The weather, currently.

"No Sky July" in the morning, then sunshine and cooler temperatures.

After so much sunshine, it’s going to be a refreshingly gloomy on Tuesday morning. Our prolonged June Gloom is now labeled No Sky July, which I thought was something everyone said, but when I spoke to a native Angeleno about it the other day, she said she’d never heard of the term before. Is this the equivalent of calling Chicago “Chi-Town”?

Anyways, the gloom will subside around 11 AM, and then you’ll have the usual sunshine to motivate you the rest of the day.  A week of highs in the 80’s will be broken by today’s top temperature of roughly 78°F, making it a brief oasis of cooler weather. Make the most out of today, since the rest of the week will get hot again. As we head into the evenings, light winds will pick up, and temperatures will bottom out around 60°F.

—Renée Reizman

What you need to know, currently.

Firefighters are still attempting to save our nation’s beloved sequoia trees, as the Washburn wildfire in Yosemite National Park rages on.

The national park has served as a haven for the largest grove of giant sequoias since its opening in 1890, but from last Friday to this Monday, the fire — which was first reported on July 7th — swelled from 250 to over 2,000 acres.

At one point, this beloved tree species was thought to be fire resistant. But due to climate change, that is no longer the case.

Mark Cochrane, a wildfire and climate change expert and environmental science professor at the University of Maryland, says that the wildfires, themselves, are not unusual per se — the sequoias have scars and burn marks indicating fire damage from past centuries.

He says, what is unusual, however, is that due to modern forest management, wildfires have been steered away from the park. Forest management practices combined with climate change, mean that we will see more severe fires and the potential for the once fire-resistant trees to become additional fuel for the flames.

“When we’re under these very severe conditions like we have right now, it becomes an extreme fire that even those very large trees can be vulnerable to, since the flames rise so far up,” Cochrane told Currently.

In the last two years alone, climate change-fueled fires have destroyed one fifth of the remaining sequoias on the western part of the Sierra Nevada mountain range. Those dead trees become fuel for the fire, perpetuating a deadly cycle.

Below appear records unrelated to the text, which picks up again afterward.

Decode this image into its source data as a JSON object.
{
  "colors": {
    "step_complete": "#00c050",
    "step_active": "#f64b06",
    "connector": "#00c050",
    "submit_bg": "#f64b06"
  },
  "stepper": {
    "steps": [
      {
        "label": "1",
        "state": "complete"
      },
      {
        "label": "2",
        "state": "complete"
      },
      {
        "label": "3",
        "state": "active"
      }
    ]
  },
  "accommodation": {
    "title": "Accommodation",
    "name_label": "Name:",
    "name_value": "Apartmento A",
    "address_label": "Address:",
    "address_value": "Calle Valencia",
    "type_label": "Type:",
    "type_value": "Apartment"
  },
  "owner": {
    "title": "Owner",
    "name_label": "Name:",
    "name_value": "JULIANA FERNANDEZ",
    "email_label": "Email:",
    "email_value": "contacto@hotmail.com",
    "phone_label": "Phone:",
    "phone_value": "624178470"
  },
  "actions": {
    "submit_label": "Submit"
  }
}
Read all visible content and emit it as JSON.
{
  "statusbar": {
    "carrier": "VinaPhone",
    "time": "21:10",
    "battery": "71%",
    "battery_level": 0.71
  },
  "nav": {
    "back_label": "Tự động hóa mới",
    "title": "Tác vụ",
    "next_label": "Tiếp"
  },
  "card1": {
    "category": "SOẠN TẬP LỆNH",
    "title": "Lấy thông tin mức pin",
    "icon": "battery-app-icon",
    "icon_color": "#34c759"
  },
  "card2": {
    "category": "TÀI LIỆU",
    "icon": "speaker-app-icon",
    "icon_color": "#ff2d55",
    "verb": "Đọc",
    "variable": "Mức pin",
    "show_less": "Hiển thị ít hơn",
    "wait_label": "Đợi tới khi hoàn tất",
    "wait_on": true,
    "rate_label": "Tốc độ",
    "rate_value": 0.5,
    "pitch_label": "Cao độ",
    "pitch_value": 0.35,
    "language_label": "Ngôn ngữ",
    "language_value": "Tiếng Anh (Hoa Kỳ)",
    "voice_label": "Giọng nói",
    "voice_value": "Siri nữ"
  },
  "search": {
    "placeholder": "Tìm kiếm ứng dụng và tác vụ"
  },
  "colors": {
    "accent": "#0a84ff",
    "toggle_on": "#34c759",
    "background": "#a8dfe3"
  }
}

Read the full story on our website: Wildfire Threatens Yosemite’s Iconic Sequoia Trees.